[[ Data section, beginning ]]

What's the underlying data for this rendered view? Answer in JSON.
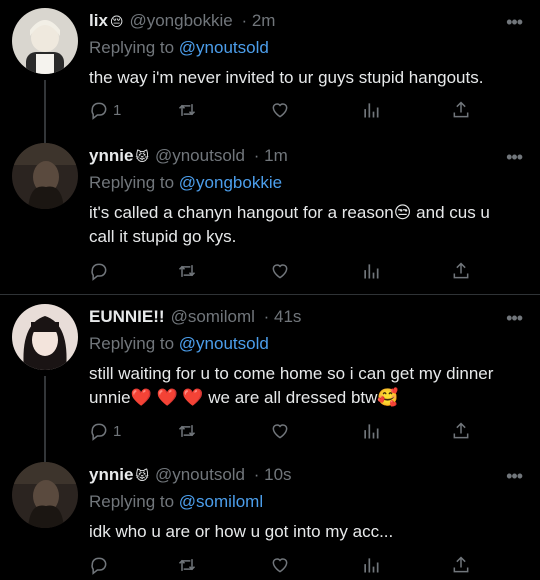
{
  "tweets": [
    {
      "name": "lix",
      "emoji": "😔",
      "handle": "@yongbokkie",
      "time": "· 2m",
      "reply_prefix": "Replying to",
      "reply_to": "@ynoutsold",
      "body_lines": [
        "the way i'm never invited to ur guys stupid hangouts."
      ],
      "reply_count": "1",
      "avatar_colors": [
        "#d9d6cf",
        "#2a2a2a"
      ]
    },
    {
      "name": "ynnie",
      "emoji": "😾",
      "handle": "@ynoutsold",
      "time": "· 1m",
      "reply_prefix": "Replying to",
      "reply_to": "@yongbokkie",
      "body_lines": [
        "it's called a chanyn hangout for a reason😒  and cus u",
        "call it stupid go kys."
      ],
      "reply_count": "",
      "avatar_colors": [
        "#2b2420",
        "#5a4a3e"
      ]
    },
    {
      "name": "EUNNIE!!",
      "emoji": "",
      "handle": "@somiloml",
      "time": "· 41s",
      "reply_prefix": "Replying to",
      "reply_to": "@ynoutsold",
      "body_lines": [
        "still waiting for u to come home so i can get my dinner",
        "unnie❤️ ❤️ ❤️  we are all dressed btw🥰"
      ],
      "reply_count": "1",
      "avatar_colors": [
        "#e8ddd8",
        "#1a1414"
      ]
    },
    {
      "name": "ynnie",
      "emoji": "😾",
      "handle": "@ynoutsold",
      "time": "· 10s",
      "reply_prefix": "Replying to",
      "reply_to": "@somiloml",
      "body_lines": [
        "idk who u are or how u got into my acc..."
      ],
      "reply_count": "",
      "avatar_colors": [
        "#2b2420",
        "#5a4a3e"
      ]
    }
  ],
  "icons": {
    "reply": "reply-icon",
    "retweet": "retweet-icon",
    "like": "heart-icon",
    "views": "views-icon",
    "share": "share-icon",
    "more": "more-icon"
  },
  "colors": {
    "background": "#000000",
    "text": "#e7e9ea",
    "muted": "#71767b",
    "mention": "#4c9eeb"
  }
}
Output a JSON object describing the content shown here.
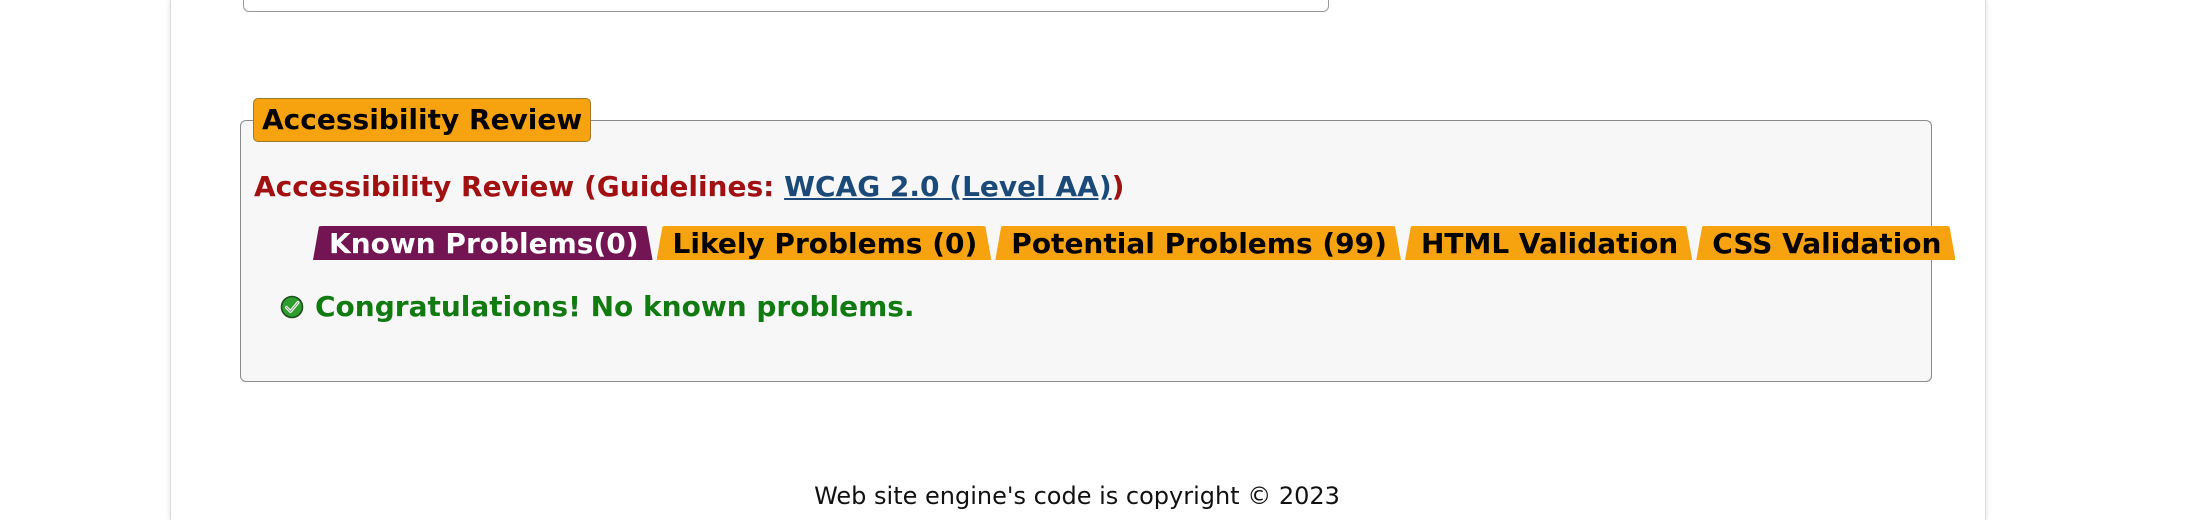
{
  "review": {
    "legend": "Accessibility Review",
    "heading_prefix": "Accessibility Review (Guidelines: ",
    "guideline_link": "WCAG 2.0 (Level AA)",
    "heading_suffix": ")"
  },
  "tabs": [
    {
      "label": "Known Problems(0)",
      "active": true
    },
    {
      "label": "Likely Problems (0)",
      "active": false
    },
    {
      "label": "Potential Problems (99)",
      "active": false
    },
    {
      "label": "HTML Validation",
      "active": false
    },
    {
      "label": "CSS Validation",
      "active": false
    }
  ],
  "result": {
    "icon": "check-icon",
    "message": "Congratulations! No known problems."
  },
  "footer": {
    "text": "Web site engine's code is copyright © 2023"
  },
  "colors": {
    "legend_bg": "#f7a30f",
    "tab_bg": "#f7a30f",
    "tab_active_bg": "#731552",
    "heading": "#a11111",
    "link": "#1b4a79",
    "success": "#117a11"
  }
}
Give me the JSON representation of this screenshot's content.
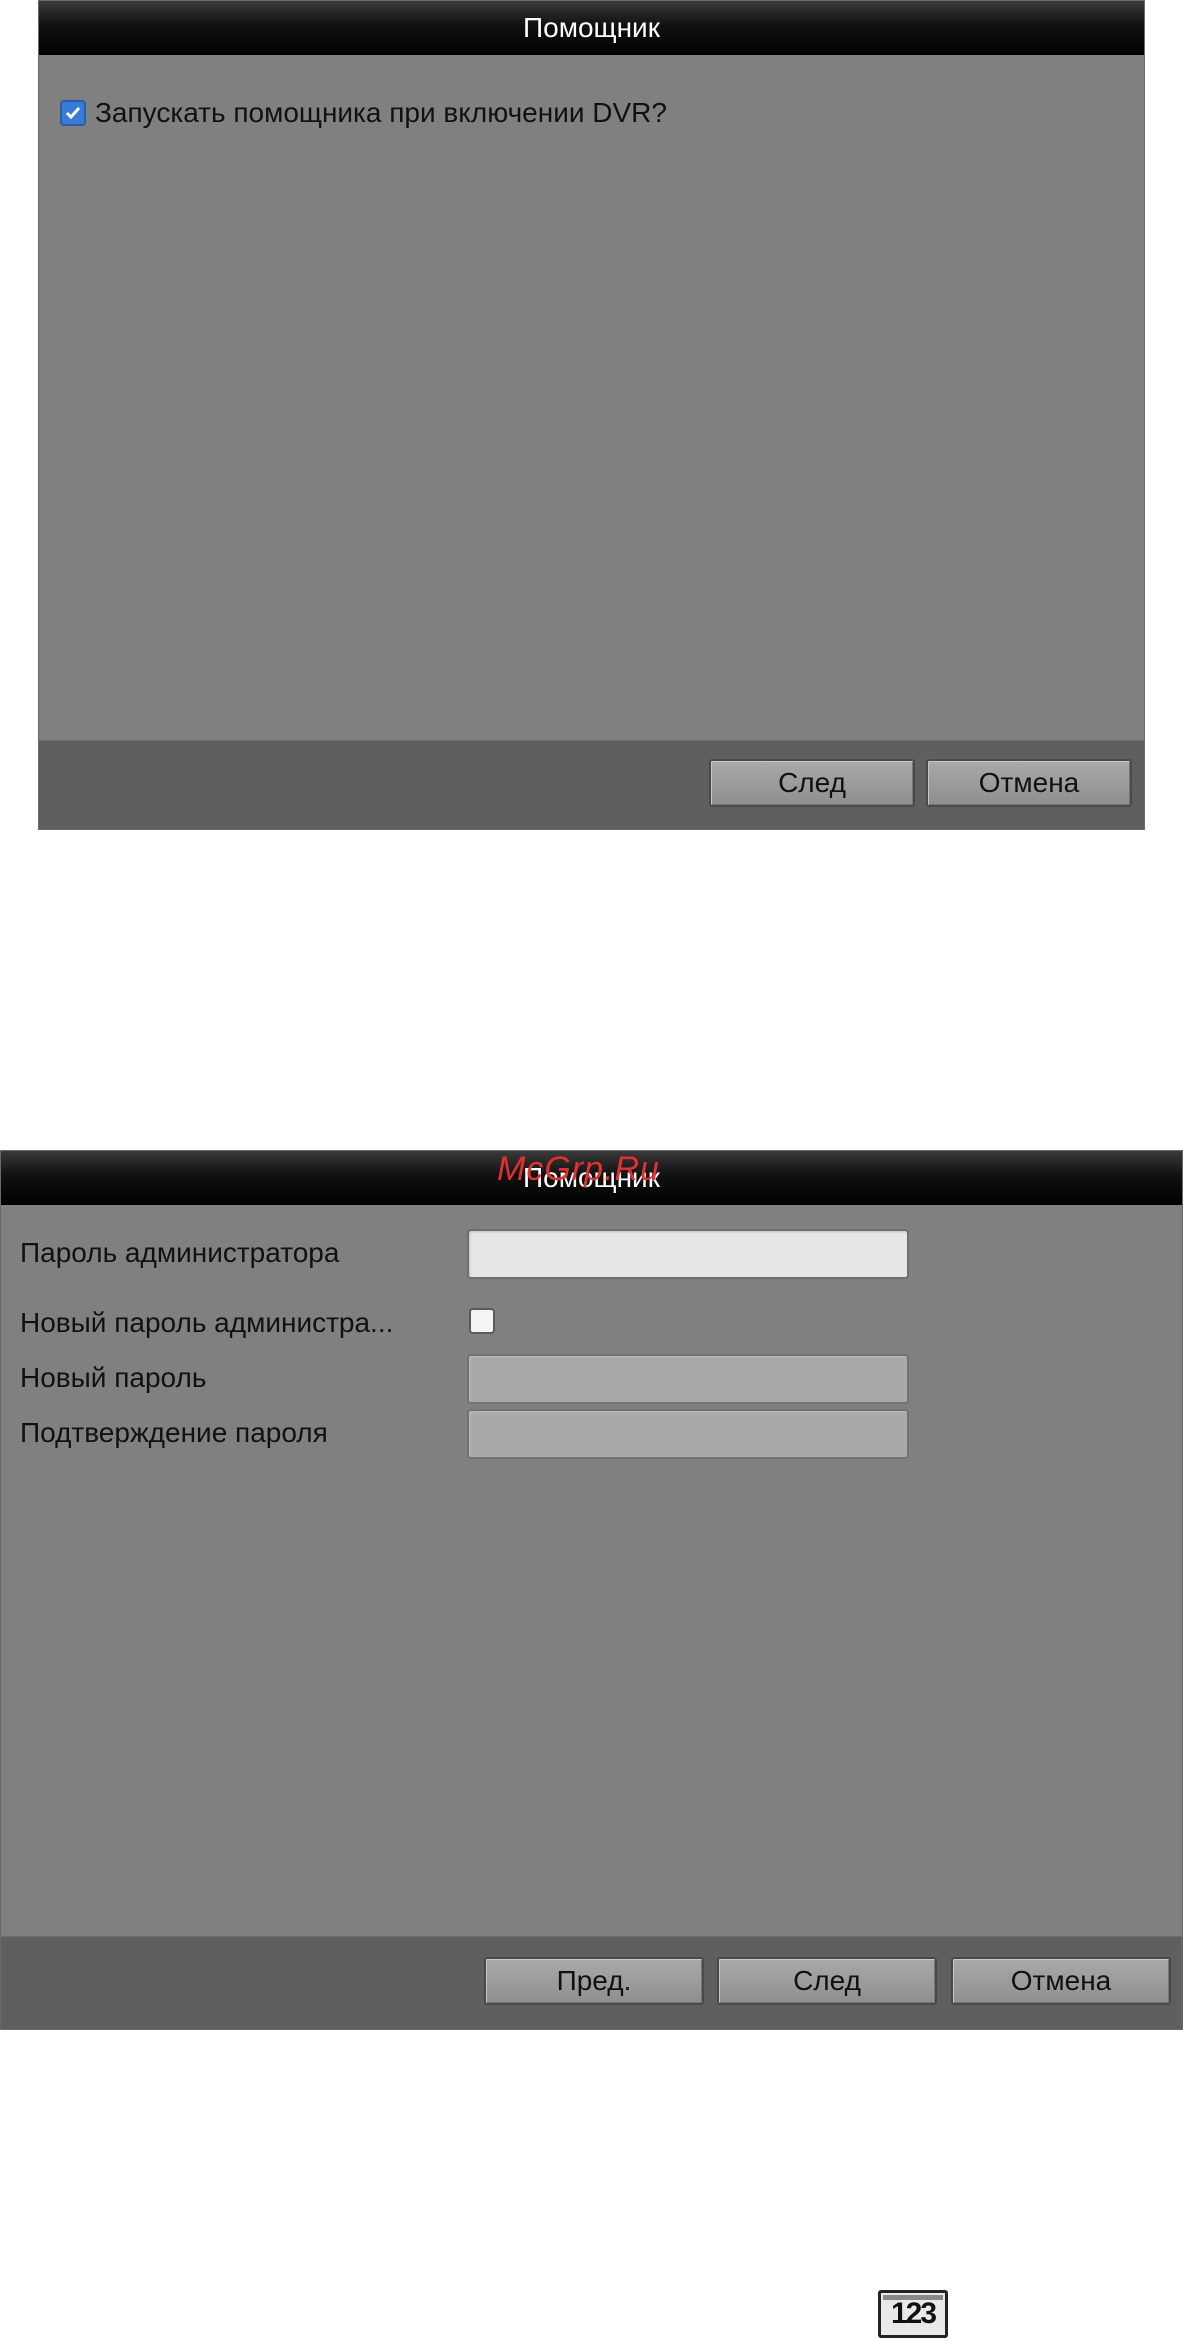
{
  "wizard1": {
    "title": "Помощник",
    "checkbox_label": "Запускать помощника при включении DVR?",
    "checkbox_checked": true,
    "next_label": "След",
    "cancel_label": "Отмена"
  },
  "wizard2": {
    "title": "Помощник",
    "admin_password_label": "Пароль администратора",
    "admin_password_value": "",
    "new_admin_password_label": "Новый пароль администра...",
    "new_admin_password_checked": false,
    "new_password_label": "Новый пароль",
    "new_password_value": "",
    "confirm_password_label": "Подтверждение пароля",
    "confirm_password_value": "",
    "prev_label": "Пред.",
    "next_label": "След",
    "cancel_label": "Отмена"
  },
  "watermark": "McGrp.Ru",
  "keyboard_icon_label": "123",
  "icons": {
    "checkmark": "checkmark-icon",
    "keyboard": "numeric-keyboard-icon"
  },
  "colors": {
    "dialog_bg": "#808080",
    "title_bar": "#000000",
    "footer_bg": "#5f5f5f",
    "checkbox_accent": "#3a7bd5",
    "watermark": "#e03131"
  }
}
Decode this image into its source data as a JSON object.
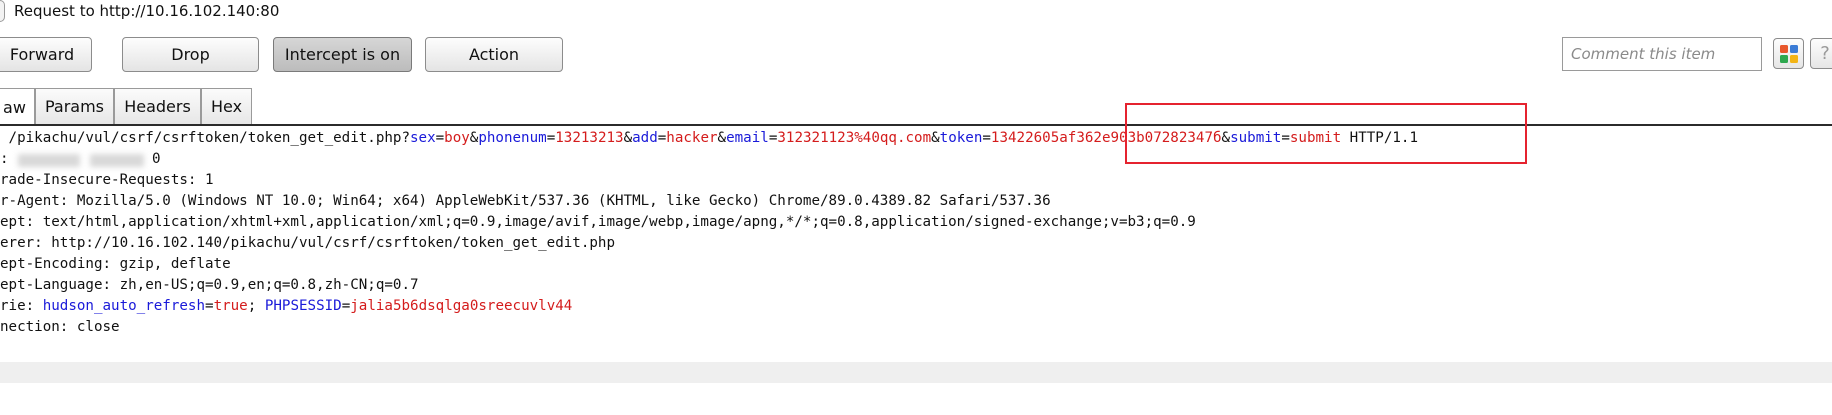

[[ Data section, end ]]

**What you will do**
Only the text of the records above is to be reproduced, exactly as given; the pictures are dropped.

**Response to the task**
What's the underlying data for this rendered view? Answer in JSON.
{
  "tweets": [
    {
      "name": "lix",
      "emoji": "😔",
      "handle": "@yongbokkie",
      "time": "· 2m",
      "reply_prefix": "Replying to",
      "reply_to": "@ynoutsold",
      "body_lines": [
        "the way i'm never invited to ur guys stupid hangouts."
      ],
      "reply_count": "1",
      "avatar_colors": [
        "#d9d6cf",
        "#2a2a2a"
      ]
    },
    {
      "name": "ynnie",
      "emoji": "😾",
      "handle": "@ynoutsold",
      "time": "· 1m",
      "reply_prefix": "Replying to",
      "reply_to": "@yongbokkie",
      "body_lines": [
        "it's called a chanyn hangout for a reason😒  and cus u",
        "call it stupid go kys."
      ],
      "reply_count": "",
      "avatar_colors": [
        "#2b2420",
        "#5a4a3e"
      ]
    },
    {
      "name": "EUNNIE!!",
      "emoji": "",
      "handle": "@somiloml",
      "time": "· 41s",
      "reply_prefix": "Replying to",
      "reply_to": "@ynoutsold",
      "body_lines": [
        "still waiting for u to come home so i can get my dinner",
        "unnie❤️ ❤️ ❤️  we are all dressed btw🥰"
      ],
      "reply_count": "1",
      "avatar_colors": [
        "#e8ddd8",
        "#1a1414"
      ]
    },
    {
      "name": "ynnie",
      "emoji": "😾",
      "handle": "@ynoutsold",
      "time": "· 10s",
      "reply_prefix": "Replying to",
      "reply_to": "@somiloml",
      "body_lines": [
        "idk who u are or how u got into my acc..."
      ],
      "reply_count": "",
      "avatar_colors": [
        "#2b2420",
        "#5a4a3e"
      ]
    }
  ],
  "icons": {
    "reply": "reply-icon",
    "retweet": "retweet-icon",
    "like": "heart-icon",
    "views": "views-icon",
    "share": "share-icon",
    "more": "more-icon"
  },
  "colors": {
    "background": "#000000",
    "text": "#e7e9ea",
    "muted": "#71767b",
    "mention": "#4c9eeb"
  }
}
Output a JSON object describing the content shown here.
{
  "review": {
    "legend": "Accessibility Review",
    "heading_prefix": "Accessibility Review (Guidelines: ",
    "guideline_link": "WCAG 2.0 (Level AA)",
    "heading_suffix": ")"
  },
  "tabs": [
    {
      "label": "Known Problems(0)",
      "active": true
    },
    {
      "label": "Likely Problems (0)",
      "active": false
    },
    {
      "label": "Potential Problems (99)",
      "active": false
    },
    {
      "label": "HTML Validation",
      "active": false
    },
    {
      "label": "CSS Validation",
      "active": false
    }
  ],
  "result": {
    "icon": "check-icon",
    "message": "Congratulations! No known problems."
  },
  "footer": {
    "text": "Web site engine's code is copyright © 2023"
  },
  "colors": {
    "legend_bg": "#f7a30f",
    "tab_bg": "#f7a30f",
    "tab_active_bg": "#731552",
    "heading": "#a11111",
    "link": "#1b4a79",
    "success": "#117a11"
  }
}
Give me the JSON representation of this screenshot's content.
{
  "wizard1": {
    "title": "Помощник",
    "checkbox_label": "Запускать помощника при включении DVR?",
    "checkbox_checked": true,
    "next_label": "След",
    "cancel_label": "Отмена"
  },
  "wizard2": {
    "title": "Помощник",
    "admin_password_label": "Пароль администратора",
    "admin_password_value": "",
    "new_admin_password_label": "Новый пароль администра...",
    "new_admin_password_checked": false,
    "new_password_label": "Новый пароль",
    "new_password_value": "",
    "confirm_password_label": "Подтверждение пароля",
    "confirm_password_value": "",
    "prev_label": "Пред.",
    "next_label": "След",
    "cancel_label": "Отмена"
  },
  "watermark": "McGrp.Ru",
  "keyboard_icon_label": "123",
  "icons": {
    "checkmark": "checkmark-icon",
    "keyboard": "numeric-keyboard-icon"
  },
  "colors": {
    "dialog_bg": "#808080",
    "title_bar": "#000000",
    "footer_bg": "#5f5f5f",
    "checkbox_accent": "#3a7bd5",
    "watermark": "#e03131"
  }
}
Decode this image into its source data as a JSON object.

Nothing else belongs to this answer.